Widespread comparisons by some activists of Serra to Adolph Hitler, or assertions that Serra himself was “genocidal,” are simply false, he said.
Barron pointed out that Serra himself viewed the sharing of his Catholic faith as the sharing of “a precious gift”— a gift that he dedicated his life, selflessly, to giving to others.
A California archeologist, who has studied the missions for over 25 years, told CNA earlier this year that it is clear from Serra’s own writings that he was motivated by a missionary zeal to bring salvation to the Native people through the Catholic faith, rather than by genocidal, racist, or opportunistic motivations.
“Serra writes excitedly about how he had finally found his life’s calling, and that he would give his life to these people and their salvation,” Dr. Ruben Mendoza, an archeologist and professor at California State University-Monterey Bay, told CNA.
Serra often found himself at odds with Spanish authorities over treatment of native people. In a famous episode in 1773, Serra— despite suffering from a painful infected leg— walked from Carmel in what is now California to Mexico City, in order to propose to the Spanish viceroy a 33-point “bill of rights” for the Natives.
Ever since the Spaniards’ arrival in North America, it was the Catholic missionaries who resisted the worst elements of the Spanish occupation, Barron said.
“Junipero Serra stood in that tradition.
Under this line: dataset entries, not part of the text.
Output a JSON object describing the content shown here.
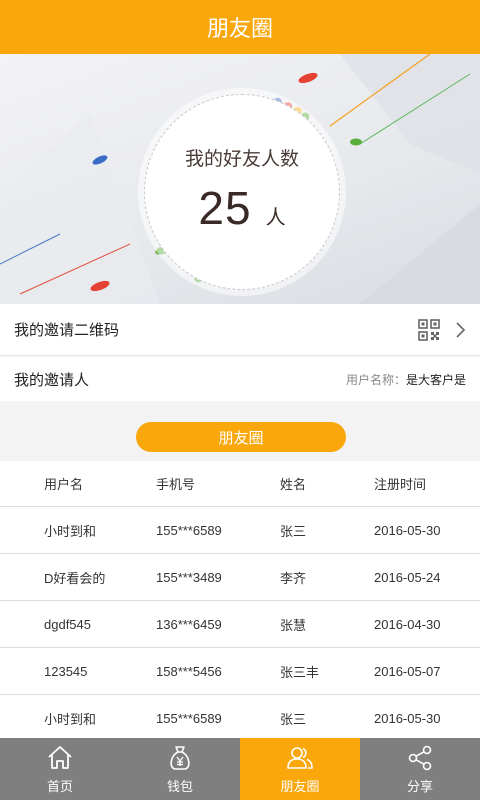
{
  "header": {
    "title": "朋友圈"
  },
  "hero": {
    "label": "我的好友人数",
    "count": "25",
    "unit": "人"
  },
  "qr_row": {
    "label": "我的邀请二维码"
  },
  "inviter_row": {
    "label": "我的邀请人",
    "key": "用户名称：",
    "value": "是大客户是"
  },
  "section_tab": {
    "label": "朋友圈"
  },
  "table": {
    "headers": [
      "用户名",
      "手机号",
      "姓名",
      "注册时间"
    ],
    "rows": [
      [
        "小时到和",
        "155***6589",
        "张三",
        "2016-05-30"
      ],
      [
        "D好看会的",
        "155***3489",
        "李齐",
        "2016-05-24"
      ],
      [
        "dgdf545",
        "136***6459",
        "张慧",
        "2016-04-30"
      ],
      [
        "123545",
        "158***5456",
        "张三丰",
        "2016-05-07"
      ],
      [
        "小时到和",
        "155***6589",
        "张三",
        "2016-05-30"
      ]
    ]
  },
  "tabbar": {
    "items": [
      {
        "label": "首页",
        "icon": "home-icon"
      },
      {
        "label": "钱包",
        "icon": "wallet-icon"
      },
      {
        "label": "朋友圈",
        "icon": "friends-icon",
        "active": true
      },
      {
        "label": "分享",
        "icon": "share-icon"
      }
    ]
  },
  "colors": {
    "accent": "#f9a70a",
    "tabbar": "#7f7f7f"
  }
}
Before we formulated a Bill of Rights on the East Coast of our continent, Serra was fighting for a bill of rights for native people in this part of the world,” Barron said.
Barron encouraged Californians to “look more to the present and the future” than the past, calling on the intercession of Our Lady of Guadalupe, as Serra often did.
“May we too unleash the power of the Gospel, which is precisely the power of compassionate love,” he concluded.
Pope Francis canonized Serra in Washington, D.C. on Sept. 23, 2015, saying that “Junípero sought to defend the dignity of the native community, to protect it from those who had mistreated and abused it.”
Amid the renewed controversy over Serra, at least three prominent statues of the saint have been forcibly torn down by protestors in California in recent months, including one in Golden Gate Park, San Francisco, on June 19 by a crowd of about 100 people, the same day a statue of the saint was torn down in Los Angeles.
Rioters pulled down and defaced a statue of Serra in Sacramento on July 4, inspiring a local Catholic to set up a makeshift shrine to Serra on the statue’s empty plinth July 5, and lead other Catholics in cleaning graffiti from the site.
A massive fire on July 11 devastated the mission church of San Gabriel, which Serra founded, in the Archdiocese of Los Angeles. The cause of the fire has not yet been announced, but it is being investigated as arson.
Other California missions such as San Luis Obispo and San Gabriel had in June moved their statues “out of public view” amid fears rioters may tear them down.
Several online petitions, calling for Serra’s image and name to be removed from various California communities and institutions, have garnered multiple thousands of signatures.
Professor Mendoza said the worst abuses against the Native Americans in California took place after the age of the missions ended, when the Spanish government ceased sending funding to the 21 mission sites, and to the Spanish military.
The Spanish soldiers, without the support of their faraway benefactors, began to prey on the missionaries and the Natives. Many more Natives died during this time than had in the 60 years that the missions were operational.
While the Native peoples of California did suffer instances of horrific abuse, Mendoza said many people conflate the abuses the Natives suffered long after Serra’s 1784 death with the period when Serra was alive and building the missions.
For example, the California gold rush in the 1840s— long after the end of the Spanish colonial era— saw hundreds of thousands of European settlers come to the area, with little to no protections afforded to the Natives.